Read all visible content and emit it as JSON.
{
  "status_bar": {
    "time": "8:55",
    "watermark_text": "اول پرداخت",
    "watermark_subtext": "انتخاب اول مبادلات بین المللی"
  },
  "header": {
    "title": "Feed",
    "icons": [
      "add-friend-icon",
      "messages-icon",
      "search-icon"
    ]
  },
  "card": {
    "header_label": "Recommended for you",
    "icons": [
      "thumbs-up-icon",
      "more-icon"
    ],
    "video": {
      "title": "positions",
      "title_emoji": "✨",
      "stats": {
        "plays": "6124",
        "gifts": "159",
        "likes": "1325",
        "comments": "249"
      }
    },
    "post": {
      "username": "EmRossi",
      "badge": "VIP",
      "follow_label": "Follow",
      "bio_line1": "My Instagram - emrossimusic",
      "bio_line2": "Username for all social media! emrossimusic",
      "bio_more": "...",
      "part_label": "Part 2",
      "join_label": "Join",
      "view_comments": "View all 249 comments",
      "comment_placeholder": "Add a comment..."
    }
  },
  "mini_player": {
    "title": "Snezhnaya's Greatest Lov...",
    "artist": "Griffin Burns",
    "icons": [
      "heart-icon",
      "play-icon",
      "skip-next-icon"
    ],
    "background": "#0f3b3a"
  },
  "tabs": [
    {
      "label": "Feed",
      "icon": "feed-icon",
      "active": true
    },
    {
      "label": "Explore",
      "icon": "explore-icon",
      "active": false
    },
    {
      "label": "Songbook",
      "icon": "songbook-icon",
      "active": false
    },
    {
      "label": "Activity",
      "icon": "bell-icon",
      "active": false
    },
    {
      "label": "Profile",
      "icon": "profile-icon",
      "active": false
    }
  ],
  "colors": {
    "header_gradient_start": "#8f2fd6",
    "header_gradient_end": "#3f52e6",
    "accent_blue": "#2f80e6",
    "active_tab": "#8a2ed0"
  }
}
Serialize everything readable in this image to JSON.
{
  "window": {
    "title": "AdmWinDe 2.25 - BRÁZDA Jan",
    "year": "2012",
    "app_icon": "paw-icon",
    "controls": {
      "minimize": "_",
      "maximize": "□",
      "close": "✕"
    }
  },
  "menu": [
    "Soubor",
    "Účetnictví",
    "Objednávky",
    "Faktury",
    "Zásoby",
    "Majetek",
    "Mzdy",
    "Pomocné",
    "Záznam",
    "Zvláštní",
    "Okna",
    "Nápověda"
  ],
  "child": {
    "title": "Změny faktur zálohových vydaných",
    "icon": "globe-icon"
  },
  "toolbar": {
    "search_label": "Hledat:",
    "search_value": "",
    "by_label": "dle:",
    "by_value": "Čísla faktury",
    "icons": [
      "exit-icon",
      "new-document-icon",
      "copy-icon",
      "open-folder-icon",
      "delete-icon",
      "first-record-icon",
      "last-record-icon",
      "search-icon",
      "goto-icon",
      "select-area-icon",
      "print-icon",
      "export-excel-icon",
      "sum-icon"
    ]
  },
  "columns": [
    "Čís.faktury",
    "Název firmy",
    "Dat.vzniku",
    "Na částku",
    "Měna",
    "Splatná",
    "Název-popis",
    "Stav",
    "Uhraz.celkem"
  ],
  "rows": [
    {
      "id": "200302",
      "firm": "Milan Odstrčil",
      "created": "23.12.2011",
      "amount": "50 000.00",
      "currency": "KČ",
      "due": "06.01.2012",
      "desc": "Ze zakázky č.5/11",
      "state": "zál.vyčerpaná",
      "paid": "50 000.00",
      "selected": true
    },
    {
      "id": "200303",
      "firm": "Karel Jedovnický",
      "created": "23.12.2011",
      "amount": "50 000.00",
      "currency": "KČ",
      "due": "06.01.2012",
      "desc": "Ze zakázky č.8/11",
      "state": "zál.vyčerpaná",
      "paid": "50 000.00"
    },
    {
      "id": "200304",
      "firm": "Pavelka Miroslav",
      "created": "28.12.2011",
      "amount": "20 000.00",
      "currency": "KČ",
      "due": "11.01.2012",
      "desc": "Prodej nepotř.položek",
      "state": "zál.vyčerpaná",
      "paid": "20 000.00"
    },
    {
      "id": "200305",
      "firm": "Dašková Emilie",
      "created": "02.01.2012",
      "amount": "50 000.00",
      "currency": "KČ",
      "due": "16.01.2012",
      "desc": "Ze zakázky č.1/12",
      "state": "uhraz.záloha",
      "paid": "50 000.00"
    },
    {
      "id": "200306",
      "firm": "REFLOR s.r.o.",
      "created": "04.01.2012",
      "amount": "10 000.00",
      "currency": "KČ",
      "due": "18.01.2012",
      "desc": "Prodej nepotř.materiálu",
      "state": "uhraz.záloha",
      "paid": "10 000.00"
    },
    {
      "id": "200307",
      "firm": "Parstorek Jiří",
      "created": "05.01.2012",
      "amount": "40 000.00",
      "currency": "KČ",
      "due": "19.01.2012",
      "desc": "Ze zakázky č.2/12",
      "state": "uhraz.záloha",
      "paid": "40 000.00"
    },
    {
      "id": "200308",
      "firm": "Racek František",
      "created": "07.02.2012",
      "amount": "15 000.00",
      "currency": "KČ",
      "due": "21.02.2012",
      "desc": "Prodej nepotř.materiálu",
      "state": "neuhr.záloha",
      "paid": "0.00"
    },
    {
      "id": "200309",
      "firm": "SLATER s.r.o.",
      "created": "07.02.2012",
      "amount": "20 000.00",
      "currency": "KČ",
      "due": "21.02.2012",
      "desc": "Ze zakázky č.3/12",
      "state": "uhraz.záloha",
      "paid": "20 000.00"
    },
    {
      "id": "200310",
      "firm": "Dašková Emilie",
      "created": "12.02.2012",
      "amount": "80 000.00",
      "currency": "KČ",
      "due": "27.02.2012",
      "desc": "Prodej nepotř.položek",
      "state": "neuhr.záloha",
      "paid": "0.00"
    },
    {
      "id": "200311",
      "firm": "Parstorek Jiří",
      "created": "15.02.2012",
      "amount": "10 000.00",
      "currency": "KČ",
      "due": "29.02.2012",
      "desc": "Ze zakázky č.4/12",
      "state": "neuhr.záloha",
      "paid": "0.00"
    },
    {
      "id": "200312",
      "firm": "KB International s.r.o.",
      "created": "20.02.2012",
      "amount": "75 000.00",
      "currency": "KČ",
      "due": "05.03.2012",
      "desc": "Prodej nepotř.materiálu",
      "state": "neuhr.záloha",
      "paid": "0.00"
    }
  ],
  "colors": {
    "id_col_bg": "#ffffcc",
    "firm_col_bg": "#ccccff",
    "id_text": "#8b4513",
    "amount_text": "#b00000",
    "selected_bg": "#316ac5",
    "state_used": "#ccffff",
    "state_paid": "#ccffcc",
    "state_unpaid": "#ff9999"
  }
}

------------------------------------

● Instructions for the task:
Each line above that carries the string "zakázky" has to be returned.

● Your response:
      "desc": "Ze zakázky č.5/11",
      "desc": "Ze zakázky č.8/11",
      "desc": "Ze zakázky č.1/12",
      "desc": "Ze zakázky č.2/12",
      "desc": "Ze zakázky č.3/12",
      "desc": "Ze zakázky č.4/12",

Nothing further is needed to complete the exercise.